◆ About this task
What lines in the records below include the word "data"? Return each one.

Segment Start: Records shown

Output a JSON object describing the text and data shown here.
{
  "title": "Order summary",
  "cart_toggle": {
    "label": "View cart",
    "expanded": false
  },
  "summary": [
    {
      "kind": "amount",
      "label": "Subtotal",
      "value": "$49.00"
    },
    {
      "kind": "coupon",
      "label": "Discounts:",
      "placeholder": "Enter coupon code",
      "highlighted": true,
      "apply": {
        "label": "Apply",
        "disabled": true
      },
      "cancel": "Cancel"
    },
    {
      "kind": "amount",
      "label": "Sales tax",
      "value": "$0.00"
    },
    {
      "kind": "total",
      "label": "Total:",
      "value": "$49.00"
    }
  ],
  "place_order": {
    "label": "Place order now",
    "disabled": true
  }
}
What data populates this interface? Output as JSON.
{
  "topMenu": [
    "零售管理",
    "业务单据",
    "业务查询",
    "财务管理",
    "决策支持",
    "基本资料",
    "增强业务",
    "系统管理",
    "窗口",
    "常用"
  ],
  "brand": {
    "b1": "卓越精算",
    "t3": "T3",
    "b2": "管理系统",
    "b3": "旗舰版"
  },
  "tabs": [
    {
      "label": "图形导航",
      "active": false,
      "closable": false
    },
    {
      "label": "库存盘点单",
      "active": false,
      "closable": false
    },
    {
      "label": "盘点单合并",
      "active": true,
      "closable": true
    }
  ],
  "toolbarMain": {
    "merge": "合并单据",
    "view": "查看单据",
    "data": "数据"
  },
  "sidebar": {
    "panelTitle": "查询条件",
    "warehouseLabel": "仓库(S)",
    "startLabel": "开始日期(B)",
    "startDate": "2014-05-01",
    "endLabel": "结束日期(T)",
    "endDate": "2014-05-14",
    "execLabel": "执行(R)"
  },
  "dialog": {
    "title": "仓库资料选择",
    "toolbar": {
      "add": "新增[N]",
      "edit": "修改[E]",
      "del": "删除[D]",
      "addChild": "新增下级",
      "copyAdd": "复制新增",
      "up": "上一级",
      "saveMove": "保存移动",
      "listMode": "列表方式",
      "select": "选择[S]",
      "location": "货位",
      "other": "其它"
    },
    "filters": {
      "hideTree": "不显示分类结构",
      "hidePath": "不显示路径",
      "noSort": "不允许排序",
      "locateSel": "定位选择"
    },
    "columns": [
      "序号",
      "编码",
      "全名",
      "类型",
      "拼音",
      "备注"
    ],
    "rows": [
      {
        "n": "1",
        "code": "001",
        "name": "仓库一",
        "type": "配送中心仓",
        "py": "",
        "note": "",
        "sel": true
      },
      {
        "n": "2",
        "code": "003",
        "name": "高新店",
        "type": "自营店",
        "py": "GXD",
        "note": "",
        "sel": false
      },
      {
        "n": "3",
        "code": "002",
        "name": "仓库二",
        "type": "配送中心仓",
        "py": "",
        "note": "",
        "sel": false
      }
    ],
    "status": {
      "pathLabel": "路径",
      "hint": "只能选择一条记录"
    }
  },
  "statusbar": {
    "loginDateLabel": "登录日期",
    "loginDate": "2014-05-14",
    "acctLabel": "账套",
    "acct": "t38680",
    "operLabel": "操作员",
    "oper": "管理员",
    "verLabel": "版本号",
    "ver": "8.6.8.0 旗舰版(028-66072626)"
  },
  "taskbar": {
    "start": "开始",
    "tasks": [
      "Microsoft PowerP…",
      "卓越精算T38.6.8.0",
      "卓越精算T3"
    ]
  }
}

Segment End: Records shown

◆ Result of this task
Output a JSON object describing the text and data shown here.
What data populates this interface? Output as JSON.
    "data": "数据"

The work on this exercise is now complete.